|"The liberal soul shall be made fat, and he that watereth, shall be watered also himself."
-- Proverbs 11:25
John Boehner is the ultimate Beltway hack, a man whose unmatched and self-serving skill at political survival has made him, after two decades in Washington, the hairy blue mold on the American congressional sandwich.
The Democrats have plenty of creatures like Boehner. But in the new Speaker of the House, the Republicans own the perfect archetype — the quintessential example of the kind of glad-handing, double-talking, K Street toady who has dominated the politics of both parties for decades. In sports, we talk about athletes who are the "total package," and that term comes close to describing Boehner's talent for perpetuating our corrupt and debt-addled status quo: He's a five-tool insider who can lie, cheat, steal, play golf, change his mind on command and do anything else his lobbyist buddies and campaign contributors require of him to get the job done.
...In this age of greed-enabling bailouts and rampaging Tea Parties and coast-to-coast voter rage toward the entire political process, Congress in particular now ranks as one of the single most unpopular political entities on earth. Recent polls show that only 13 percent of Americans approve of the job performance of their national legislature — which makes our elected representatives even less popular here at home than, say, Al Qaeda is in Pakistan. (Bin Laden and Co. scored an 18 percent approval rating not long ago.)
It's hard to imagine that in all of American political history there has been a more unlikely marriage than John Boehner and the pitchfork-wielding, incumbent-eating Tea Party, whose blood ostensibly boils at the thought of business as usual. Because John Boehner is business as usual, a man devoted almost exclusively to ensuring his own political survival by tending faithfully to the corrupt and clanking Beltway machinery. How? Let us count the ways.
From the very start, Boehner's career has been a heartwarming tribute to the gentle spirituality and tender human connections that surround the experience of congressional service. Here's how he got into the House in the first place: His predecessor, a white Republican named Donald "Buz" Lukens, got caught on camera talking with a black woman at a McDonald's in Columbus, Ohio, about how he had slept with her teenage daughter.
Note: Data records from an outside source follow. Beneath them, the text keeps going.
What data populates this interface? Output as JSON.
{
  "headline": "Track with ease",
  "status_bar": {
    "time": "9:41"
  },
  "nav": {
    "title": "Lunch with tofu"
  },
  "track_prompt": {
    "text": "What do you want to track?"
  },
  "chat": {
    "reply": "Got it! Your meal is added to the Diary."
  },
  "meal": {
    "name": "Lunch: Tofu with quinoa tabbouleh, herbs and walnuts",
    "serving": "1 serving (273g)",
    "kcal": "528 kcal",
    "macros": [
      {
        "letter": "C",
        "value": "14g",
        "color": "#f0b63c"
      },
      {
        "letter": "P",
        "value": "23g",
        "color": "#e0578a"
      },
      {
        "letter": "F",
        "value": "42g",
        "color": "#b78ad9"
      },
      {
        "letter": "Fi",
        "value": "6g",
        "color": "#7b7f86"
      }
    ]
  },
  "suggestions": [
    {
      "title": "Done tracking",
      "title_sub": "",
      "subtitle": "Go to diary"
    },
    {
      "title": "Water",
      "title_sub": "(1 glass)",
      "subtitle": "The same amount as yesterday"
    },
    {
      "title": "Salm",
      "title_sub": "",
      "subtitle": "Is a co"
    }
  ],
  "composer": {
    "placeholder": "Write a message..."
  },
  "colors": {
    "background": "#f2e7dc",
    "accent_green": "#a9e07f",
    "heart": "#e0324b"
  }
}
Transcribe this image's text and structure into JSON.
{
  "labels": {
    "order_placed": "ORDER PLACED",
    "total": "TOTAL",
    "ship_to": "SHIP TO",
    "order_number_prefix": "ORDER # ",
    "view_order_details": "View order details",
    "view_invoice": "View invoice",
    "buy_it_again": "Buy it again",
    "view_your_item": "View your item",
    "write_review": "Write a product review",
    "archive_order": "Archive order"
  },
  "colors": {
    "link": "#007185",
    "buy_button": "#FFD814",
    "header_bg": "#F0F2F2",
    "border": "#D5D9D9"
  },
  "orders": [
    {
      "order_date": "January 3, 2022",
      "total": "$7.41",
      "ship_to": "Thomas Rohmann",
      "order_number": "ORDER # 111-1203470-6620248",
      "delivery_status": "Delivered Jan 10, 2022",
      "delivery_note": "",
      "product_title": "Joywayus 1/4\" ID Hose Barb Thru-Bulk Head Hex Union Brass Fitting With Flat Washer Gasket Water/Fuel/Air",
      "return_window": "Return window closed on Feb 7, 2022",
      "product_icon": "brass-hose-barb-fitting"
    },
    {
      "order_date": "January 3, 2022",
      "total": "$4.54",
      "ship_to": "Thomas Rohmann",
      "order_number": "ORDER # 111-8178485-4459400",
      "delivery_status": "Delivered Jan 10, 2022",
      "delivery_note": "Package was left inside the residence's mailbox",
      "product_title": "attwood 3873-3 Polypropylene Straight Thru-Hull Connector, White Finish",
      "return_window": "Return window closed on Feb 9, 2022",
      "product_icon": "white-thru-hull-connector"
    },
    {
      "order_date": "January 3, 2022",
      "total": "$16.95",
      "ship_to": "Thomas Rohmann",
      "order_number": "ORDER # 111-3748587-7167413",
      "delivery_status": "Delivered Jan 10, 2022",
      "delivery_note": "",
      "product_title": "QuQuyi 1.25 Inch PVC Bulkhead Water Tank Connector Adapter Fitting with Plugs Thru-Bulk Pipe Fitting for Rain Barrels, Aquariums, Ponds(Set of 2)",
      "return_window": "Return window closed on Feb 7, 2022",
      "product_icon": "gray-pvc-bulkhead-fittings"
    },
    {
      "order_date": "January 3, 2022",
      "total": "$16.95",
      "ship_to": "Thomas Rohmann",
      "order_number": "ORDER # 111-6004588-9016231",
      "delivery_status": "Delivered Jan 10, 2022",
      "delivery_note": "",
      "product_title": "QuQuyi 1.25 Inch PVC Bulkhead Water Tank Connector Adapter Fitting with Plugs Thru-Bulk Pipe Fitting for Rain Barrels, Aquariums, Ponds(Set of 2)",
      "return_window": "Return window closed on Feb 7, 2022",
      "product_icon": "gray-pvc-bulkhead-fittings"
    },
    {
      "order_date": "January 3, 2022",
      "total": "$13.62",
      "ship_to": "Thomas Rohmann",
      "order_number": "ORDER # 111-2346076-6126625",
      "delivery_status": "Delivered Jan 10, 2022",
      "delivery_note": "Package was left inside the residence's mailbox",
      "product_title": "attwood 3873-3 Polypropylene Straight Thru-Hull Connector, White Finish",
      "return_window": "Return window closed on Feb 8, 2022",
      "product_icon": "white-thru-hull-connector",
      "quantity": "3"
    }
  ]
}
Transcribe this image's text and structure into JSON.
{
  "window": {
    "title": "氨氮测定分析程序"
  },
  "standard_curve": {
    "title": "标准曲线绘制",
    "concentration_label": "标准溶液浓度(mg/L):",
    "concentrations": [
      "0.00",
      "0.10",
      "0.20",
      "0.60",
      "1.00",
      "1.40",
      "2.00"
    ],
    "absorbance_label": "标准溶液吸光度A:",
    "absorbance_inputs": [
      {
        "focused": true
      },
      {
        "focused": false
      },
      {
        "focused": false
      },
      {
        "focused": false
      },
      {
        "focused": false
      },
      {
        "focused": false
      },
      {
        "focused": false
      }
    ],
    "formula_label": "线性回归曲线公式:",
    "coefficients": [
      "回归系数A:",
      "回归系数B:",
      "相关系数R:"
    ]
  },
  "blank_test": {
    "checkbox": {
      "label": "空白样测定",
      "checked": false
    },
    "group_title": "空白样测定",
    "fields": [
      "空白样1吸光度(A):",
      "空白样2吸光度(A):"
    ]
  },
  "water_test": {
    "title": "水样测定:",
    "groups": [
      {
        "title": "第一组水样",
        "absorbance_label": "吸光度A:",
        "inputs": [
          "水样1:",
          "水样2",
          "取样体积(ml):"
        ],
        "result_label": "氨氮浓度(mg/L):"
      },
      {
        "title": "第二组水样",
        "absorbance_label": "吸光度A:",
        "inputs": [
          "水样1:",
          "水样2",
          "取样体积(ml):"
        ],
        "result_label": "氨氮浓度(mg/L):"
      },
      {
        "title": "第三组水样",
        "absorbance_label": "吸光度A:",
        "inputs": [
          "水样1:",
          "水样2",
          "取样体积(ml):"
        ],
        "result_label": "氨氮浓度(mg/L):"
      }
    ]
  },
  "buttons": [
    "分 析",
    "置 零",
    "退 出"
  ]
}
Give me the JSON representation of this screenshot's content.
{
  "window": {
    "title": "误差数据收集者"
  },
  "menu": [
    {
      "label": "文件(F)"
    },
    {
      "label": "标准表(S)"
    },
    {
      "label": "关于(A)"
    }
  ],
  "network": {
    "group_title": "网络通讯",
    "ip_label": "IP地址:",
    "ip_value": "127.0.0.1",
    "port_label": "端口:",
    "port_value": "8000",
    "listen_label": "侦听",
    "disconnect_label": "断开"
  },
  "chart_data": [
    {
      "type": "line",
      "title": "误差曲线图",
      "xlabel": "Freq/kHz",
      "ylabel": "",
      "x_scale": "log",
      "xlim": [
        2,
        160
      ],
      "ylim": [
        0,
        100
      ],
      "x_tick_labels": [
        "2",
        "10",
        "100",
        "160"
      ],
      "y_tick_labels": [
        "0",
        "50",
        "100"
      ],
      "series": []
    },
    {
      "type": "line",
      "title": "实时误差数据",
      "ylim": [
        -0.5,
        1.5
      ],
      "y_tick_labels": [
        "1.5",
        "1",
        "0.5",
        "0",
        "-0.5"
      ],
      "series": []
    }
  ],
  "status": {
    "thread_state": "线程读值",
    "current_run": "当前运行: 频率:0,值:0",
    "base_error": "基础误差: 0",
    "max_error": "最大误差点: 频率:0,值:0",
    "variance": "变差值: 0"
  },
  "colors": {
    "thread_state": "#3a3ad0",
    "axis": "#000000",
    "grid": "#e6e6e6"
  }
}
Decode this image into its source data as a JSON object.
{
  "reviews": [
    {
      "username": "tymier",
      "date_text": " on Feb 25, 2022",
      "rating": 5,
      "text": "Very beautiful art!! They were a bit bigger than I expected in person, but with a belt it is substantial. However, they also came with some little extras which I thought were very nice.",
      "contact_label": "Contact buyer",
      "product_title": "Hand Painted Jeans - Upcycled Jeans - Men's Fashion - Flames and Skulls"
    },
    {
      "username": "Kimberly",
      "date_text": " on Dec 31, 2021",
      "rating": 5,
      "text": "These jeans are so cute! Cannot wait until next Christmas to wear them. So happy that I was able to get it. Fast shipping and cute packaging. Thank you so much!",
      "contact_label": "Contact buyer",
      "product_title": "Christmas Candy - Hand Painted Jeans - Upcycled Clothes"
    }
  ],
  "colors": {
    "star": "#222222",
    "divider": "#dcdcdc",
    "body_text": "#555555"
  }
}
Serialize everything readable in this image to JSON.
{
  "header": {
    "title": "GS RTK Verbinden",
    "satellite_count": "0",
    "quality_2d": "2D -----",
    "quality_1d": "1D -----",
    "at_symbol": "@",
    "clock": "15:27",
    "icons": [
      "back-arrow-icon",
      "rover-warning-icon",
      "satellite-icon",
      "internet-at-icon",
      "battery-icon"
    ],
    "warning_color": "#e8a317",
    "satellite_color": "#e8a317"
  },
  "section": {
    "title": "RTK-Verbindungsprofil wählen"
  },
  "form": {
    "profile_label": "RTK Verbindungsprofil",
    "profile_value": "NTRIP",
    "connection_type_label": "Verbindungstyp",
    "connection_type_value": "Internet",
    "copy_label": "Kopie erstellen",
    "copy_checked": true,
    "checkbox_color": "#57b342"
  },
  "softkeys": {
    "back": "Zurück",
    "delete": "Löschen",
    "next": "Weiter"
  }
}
It came out later that Lukens, his negotiating skills honed by years of public service, had paid 40 bucks to the girl to have sex with him in his Columbus apartment.
Convicted of "contributing to the unruliness of a minor," old Buz refused to resign his seat, and so John Boehner, a young plastics salesman (plastics!), took him on in the primary and won on a platform of restoring morals and ethics to the Congress. Boehner then joined up with a group of other freshmen congressmen, including God-humping Pennsylvanian Rick Santorum, and formed the so-called Gang of Seven. The group made names for themselves by giving sanctimonious speeches blasting Democratic congressional leaders for things like getting free haircuts at the House barbershop and free meals at the Senate restaurant. Shortly thereafter, Boehner ascended to a leadership role himself after helping co-author the "Contract With America," and it wasn't long before the man who swept into office in the shiny red underpants of an ethical crusader was creating his own peculiar ethics record.